● **ACTIVITY**:
Each record below must be retyped exactly, with nothing left out.

======

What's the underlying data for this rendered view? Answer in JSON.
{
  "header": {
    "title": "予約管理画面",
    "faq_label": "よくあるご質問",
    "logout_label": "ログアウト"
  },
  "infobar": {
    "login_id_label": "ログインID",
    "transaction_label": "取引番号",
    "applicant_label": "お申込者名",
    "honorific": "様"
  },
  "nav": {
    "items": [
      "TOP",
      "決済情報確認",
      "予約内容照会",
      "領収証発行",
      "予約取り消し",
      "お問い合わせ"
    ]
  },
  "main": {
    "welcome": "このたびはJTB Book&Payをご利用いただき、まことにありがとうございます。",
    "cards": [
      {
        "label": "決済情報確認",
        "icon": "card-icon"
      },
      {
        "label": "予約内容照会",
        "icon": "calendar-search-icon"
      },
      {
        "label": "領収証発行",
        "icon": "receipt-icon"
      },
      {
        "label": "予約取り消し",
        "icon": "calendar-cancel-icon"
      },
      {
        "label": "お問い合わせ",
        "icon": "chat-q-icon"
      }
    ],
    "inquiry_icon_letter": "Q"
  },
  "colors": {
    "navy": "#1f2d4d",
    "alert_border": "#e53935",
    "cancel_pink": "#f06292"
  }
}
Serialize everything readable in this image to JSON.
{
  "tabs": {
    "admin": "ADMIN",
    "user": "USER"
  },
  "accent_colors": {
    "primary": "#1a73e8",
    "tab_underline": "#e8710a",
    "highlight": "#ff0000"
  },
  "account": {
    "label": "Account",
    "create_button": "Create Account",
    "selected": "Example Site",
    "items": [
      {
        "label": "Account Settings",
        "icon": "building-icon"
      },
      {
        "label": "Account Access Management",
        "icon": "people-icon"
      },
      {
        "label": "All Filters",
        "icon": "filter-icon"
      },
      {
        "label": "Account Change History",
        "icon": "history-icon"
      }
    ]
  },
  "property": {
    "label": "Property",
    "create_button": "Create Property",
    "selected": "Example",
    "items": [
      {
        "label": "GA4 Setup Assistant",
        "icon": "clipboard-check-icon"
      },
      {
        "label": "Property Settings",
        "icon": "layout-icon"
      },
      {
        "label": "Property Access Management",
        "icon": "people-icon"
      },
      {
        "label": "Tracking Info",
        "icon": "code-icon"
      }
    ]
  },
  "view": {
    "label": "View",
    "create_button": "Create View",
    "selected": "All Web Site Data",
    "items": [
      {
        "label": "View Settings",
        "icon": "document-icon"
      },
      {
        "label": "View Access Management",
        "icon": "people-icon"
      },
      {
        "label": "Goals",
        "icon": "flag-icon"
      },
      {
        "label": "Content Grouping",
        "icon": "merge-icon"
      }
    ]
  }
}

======

● **WRITTEN ANSWER**:
What's the underlying data for this rendered view? Answer in JSON.
{
  "header": {
    "title": "予約管理画面",
    "faq_label": "よくあるご質問",
    "logout_label": "ログアウト"
  },
  "infobar": {
    "login_id_label": "ログインID",
    "transaction_label": "取引番号",
    "applicant_label": "お申込者名",
    "honorific": "様"
  },
  "nav": {
    "items": [
      "TOP",
      "決済情報確認",
      "予約内容照会",
      "領収証発行",
      "予約取り消し",
      "お問い合わせ"
    ]
  },
  "main": {
    "welcome": "このたびはJTB Book&Payをご利用いただき、まことにありがとうございます。",
    "cards": [
      {
        "label": "決済情報確認",
        "icon": "card-icon"
      },
      {
        "label": "予約内容照会",
        "icon": "calendar-search-icon"
      },
      {
        "label": "領収証発行",
        "icon": "receipt-icon"
      },
      {
        "label": "予約取り消し",
        "icon": "calendar-cancel-icon"
      },
      {
        "label": "お問い合わせ",
        "icon": "chat-q-icon"
      }
    ],
    "inquiry_icon_letter": "Q"
  },
  "colors": {
    "navy": "#1f2d4d",
    "alert_border": "#e53935",
    "cancel_pink": "#f06292"
  }
}
Serialize everything readable in this image to JSON.
{
  "tabs": {
    "admin": "ADMIN",
    "user": "USER"
  },
  "accent_colors": {
    "primary": "#1a73e8",
    "tab_underline": "#e8710a",
    "highlight": "#ff0000"
  },
  "account": {
    "label": "Account",
    "create_button": "Create Account",
    "selected": "Example Site",
    "items": [
      {
        "label": "Account Settings",
        "icon": "building-icon"
      },
      {
        "label": "Account Access Management",
        "icon": "people-icon"
      },
      {
        "label": "All Filters",
        "icon": "filter-icon"
      },
      {
        "label": "Account Change History",
        "icon": "history-icon"
      }
    ]
  },
  "property": {
    "label": "Property",
    "create_button": "Create Property",
    "selected": "Example",
    "items": [
      {
        "label": "GA4 Setup Assistant",
        "icon": "clipboard-check-icon"
      },
      {
        "label": "Property Settings",
        "icon": "layout-icon"
      },
      {
        "label": "Property Access Management",
        "icon": "people-icon"
      },
      {
        "label": "Tracking Info",
        "icon": "code-icon"
      }
    ]
  },
  "view": {
    "label": "View",
    "create_button": "Create View",
    "selected": "All Web Site Data",
    "items": [
      {
        "label": "View Settings",
        "icon": "document-icon"
      },
      {
        "label": "View Access Management",
        "icon": "people-icon"
      },
      {
        "label": "Goals",
        "icon": "flag-icon"
      },
      {
        "label": "Content Grouping",
        "icon": "merge-icon"
      }
    ]
  }
}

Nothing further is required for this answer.